--- EXERCISE ---
Return the full listing character for character, without its pictures.

--- WORKING DATA ---

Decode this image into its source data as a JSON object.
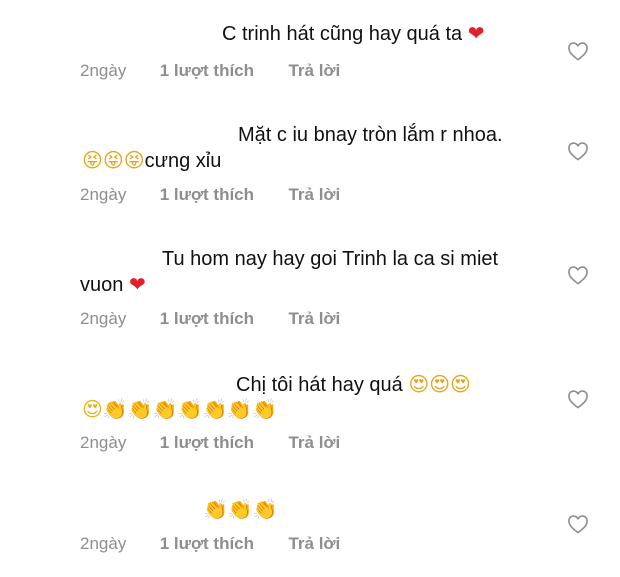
{
  "comments": [
    {
      "line1": "C trinh hát cũng hay quá ta",
      "line1_emoji": "❤",
      "line2": "",
      "line2_emoji": "",
      "time": "2ngày",
      "likes": "1 lượt thích",
      "reply": "Trả lời"
    },
    {
      "line1": "Mặt c iu bnay tròn lắm r nhoa.",
      "line1_emoji": "",
      "line2": "cưng xỉu",
      "line2_emoji": "😝😝😝",
      "time": "2ngày",
      "likes": "1 lượt thích",
      "reply": "Trả lời"
    },
    {
      "line1": "Tu hom nay hay goi Trinh la ca si miet",
      "line1_emoji": "",
      "line2": "vuon",
      "line2_emoji": "❤",
      "time": "2ngày",
      "likes": "1 lượt thích",
      "reply": "Trả lời"
    },
    {
      "line1": "Chị tôi hát hay quá",
      "line1_emoji": "😍😍😍",
      "line2": "",
      "line2_emoji": "😍👏👏👏👏👏👏👏",
      "time": "2ngày",
      "likes": "1 lượt thích",
      "reply": "Trả lời"
    },
    {
      "line1": "",
      "line1_emoji": "👏👏👏",
      "line2": "",
      "line2_emoji": "",
      "time": "2ngày",
      "likes": "1 lượt thích",
      "reply": "Trả lời"
    }
  ]
}
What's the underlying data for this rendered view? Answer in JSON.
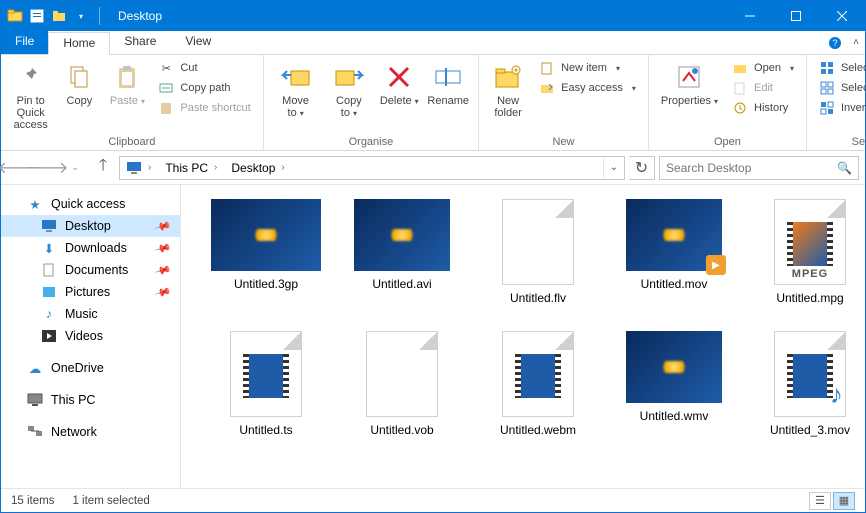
{
  "window": {
    "title": "Desktop"
  },
  "tabs": {
    "file": "File",
    "home": "Home",
    "share": "Share",
    "view": "View",
    "active": "Home"
  },
  "ribbon": {
    "clipboard": {
      "label": "Clipboard",
      "pin": "Pin to Quick access",
      "copy": "Copy",
      "paste": "Paste",
      "cut": "Cut",
      "copy_path": "Copy path",
      "paste_shortcut": "Paste shortcut"
    },
    "organise": {
      "label": "Organise",
      "move_to": "Move to",
      "copy_to": "Copy to",
      "delete": "Delete",
      "rename": "Rename"
    },
    "new": {
      "label": "New",
      "new_folder": "New folder",
      "new_item": "New item",
      "easy_access": "Easy access"
    },
    "open": {
      "label": "Open",
      "properties": "Properties",
      "open": "Open",
      "edit": "Edit",
      "history": "History"
    },
    "select": {
      "label": "Select",
      "select_all": "Select all",
      "select_none": "Select none",
      "invert": "Invert selection"
    }
  },
  "breadcrumb": {
    "root": "This PC",
    "leaf": "Desktop"
  },
  "search": {
    "placeholder": "Search Desktop"
  },
  "sidebar": {
    "quick_access": "Quick access",
    "desktop": "Desktop",
    "downloads": "Downloads",
    "documents": "Documents",
    "pictures": "Pictures",
    "music": "Music",
    "videos": "Videos",
    "onedrive": "OneDrive",
    "this_pc": "This PC",
    "network": "Network"
  },
  "files": [
    {
      "name": "Untitled.3gp",
      "thumb": "blue",
      "wide": true
    },
    {
      "name": "Untitled.avi",
      "thumb": "blue"
    },
    {
      "name": "Untitled.flv",
      "thumb": "blank"
    },
    {
      "name": "Untitled.mov",
      "thumb": "blue",
      "play": true
    },
    {
      "name": "Untitled.mpg",
      "thumb": "mpeg"
    },
    {
      "name": "Untitled.ts",
      "thumb": "strip"
    },
    {
      "name": "Untitled.vob",
      "thumb": "blank"
    },
    {
      "name": "Untitled.webm",
      "thumb": "strip"
    },
    {
      "name": "Untitled.wmv",
      "thumb": "blue"
    },
    {
      "name": "Untitled_3.mov",
      "thumb": "stripnote"
    }
  ],
  "status": {
    "count": "15 items",
    "selection": "1 item selected"
  }
}
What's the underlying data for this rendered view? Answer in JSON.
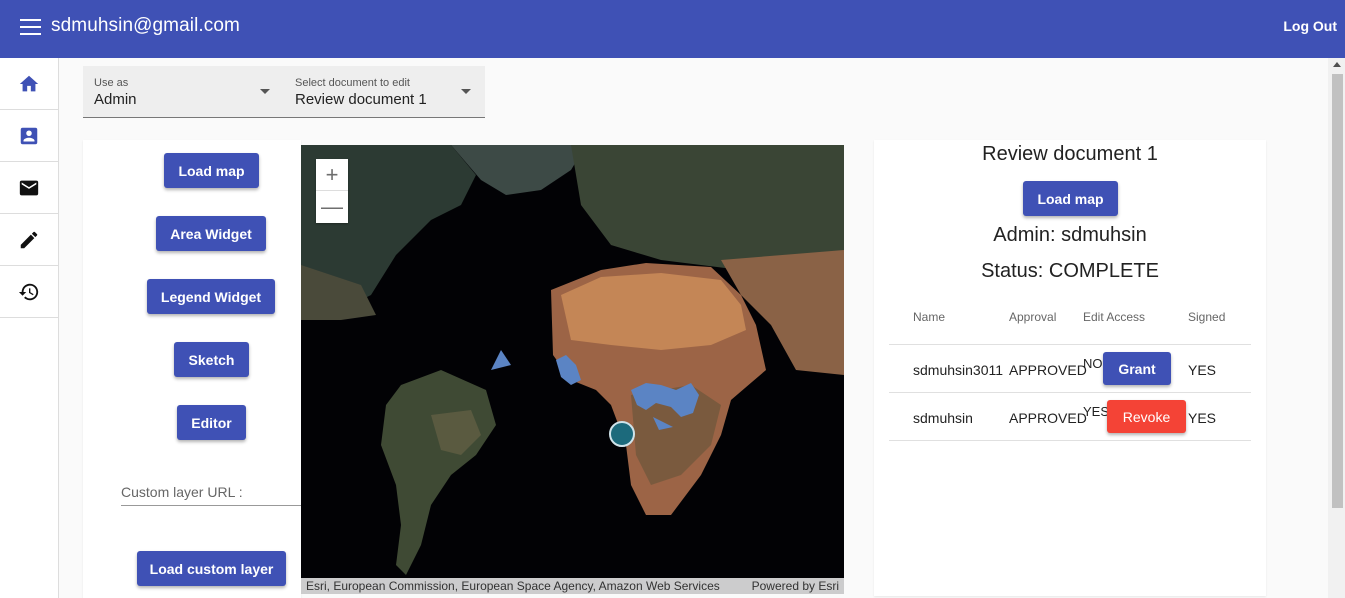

--- REPLY TO THE EXERCISE ---
Decode this image into its source data as a JSON object.
{
  "comments": [
    {
      "line1": "C trinh hát cũng hay quá ta",
      "line1_emoji": "❤",
      "line2": "",
      "line2_emoji": "",
      "time": "2ngày",
      "likes": "1 lượt thích",
      "reply": "Trả lời"
    },
    {
      "line1": "Mặt c iu bnay tròn lắm r nhoa.",
      "line1_emoji": "",
      "line2": "cưng xỉu",
      "line2_emoji": "😝😝😝",
      "time": "2ngày",
      "likes": "1 lượt thích",
      "reply": "Trả lời"
    },
    {
      "line1": "Tu hom nay hay goi Trinh la ca si miet",
      "line1_emoji": "",
      "line2": "vuon",
      "line2_emoji": "❤",
      "time": "2ngày",
      "likes": "1 lượt thích",
      "reply": "Trả lời"
    },
    {
      "line1": "Chị tôi hát hay quá",
      "line1_emoji": "😍😍😍",
      "line2": "",
      "line2_emoji": "😍👏👏👏👏👏👏👏",
      "time": "2ngày",
      "likes": "1 lượt thích",
      "reply": "Trả lời"
    },
    {
      "line1": "",
      "line1_emoji": "👏👏👏",
      "line2": "",
      "line2_emoji": "",
      "time": "2ngày",
      "likes": "1 lượt thích",
      "reply": "Trả lời"
    }
  ]
}
What's the underlying data for this rendered view? Answer in JSON.
{
  "window": {
    "title": "Desktop"
  },
  "tabs": {
    "file": "File",
    "home": "Home",
    "share": "Share",
    "view": "View",
    "active": "Home"
  },
  "ribbon": {
    "clipboard": {
      "label": "Clipboard",
      "pin": "Pin to Quick access",
      "copy": "Copy",
      "paste": "Paste",
      "cut": "Cut",
      "copy_path": "Copy path",
      "paste_shortcut": "Paste shortcut"
    },
    "organise": {
      "label": "Organise",
      "move_to": "Move to",
      "copy_to": "Copy to",
      "delete": "Delete",
      "rename": "Rename"
    },
    "new": {
      "label": "New",
      "new_folder": "New folder",
      "new_item": "New item",
      "easy_access": "Easy access"
    },
    "open": {
      "label": "Open",
      "properties": "Properties",
      "open": "Open",
      "edit": "Edit",
      "history": "History"
    },
    "select": {
      "label": "Select",
      "select_all": "Select all",
      "select_none": "Select none",
      "invert": "Invert selection"
    }
  },
  "breadcrumb": {
    "root": "This PC",
    "leaf": "Desktop"
  },
  "search": {
    "placeholder": "Search Desktop"
  },
  "sidebar": {
    "quick_access": "Quick access",
    "desktop": "Desktop",
    "downloads": "Downloads",
    "documents": "Documents",
    "pictures": "Pictures",
    "music": "Music",
    "videos": "Videos",
    "onedrive": "OneDrive",
    "this_pc": "This PC",
    "network": "Network"
  },
  "files": [
    {
      "name": "Untitled.3gp",
      "thumb": "blue",
      "wide": true
    },
    {
      "name": "Untitled.avi",
      "thumb": "blue"
    },
    {
      "name": "Untitled.flv",
      "thumb": "blank"
    },
    {
      "name": "Untitled.mov",
      "thumb": "blue",
      "play": true
    },
    {
      "name": "Untitled.mpg",
      "thumb": "mpeg"
    },
    {
      "name": "Untitled.ts",
      "thumb": "strip"
    },
    {
      "name": "Untitled.vob",
      "thumb": "blank"
    },
    {
      "name": "Untitled.webm",
      "thumb": "strip"
    },
    {
      "name": "Untitled.wmv",
      "thumb": "blue"
    },
    {
      "name": "Untitled_3.mov",
      "thumb": "stripnote"
    }
  ],
  "status": {
    "count": "15 items",
    "selection": "1 item selected"
  }
}
What's the underlying data for this rendered view? Answer in JSON.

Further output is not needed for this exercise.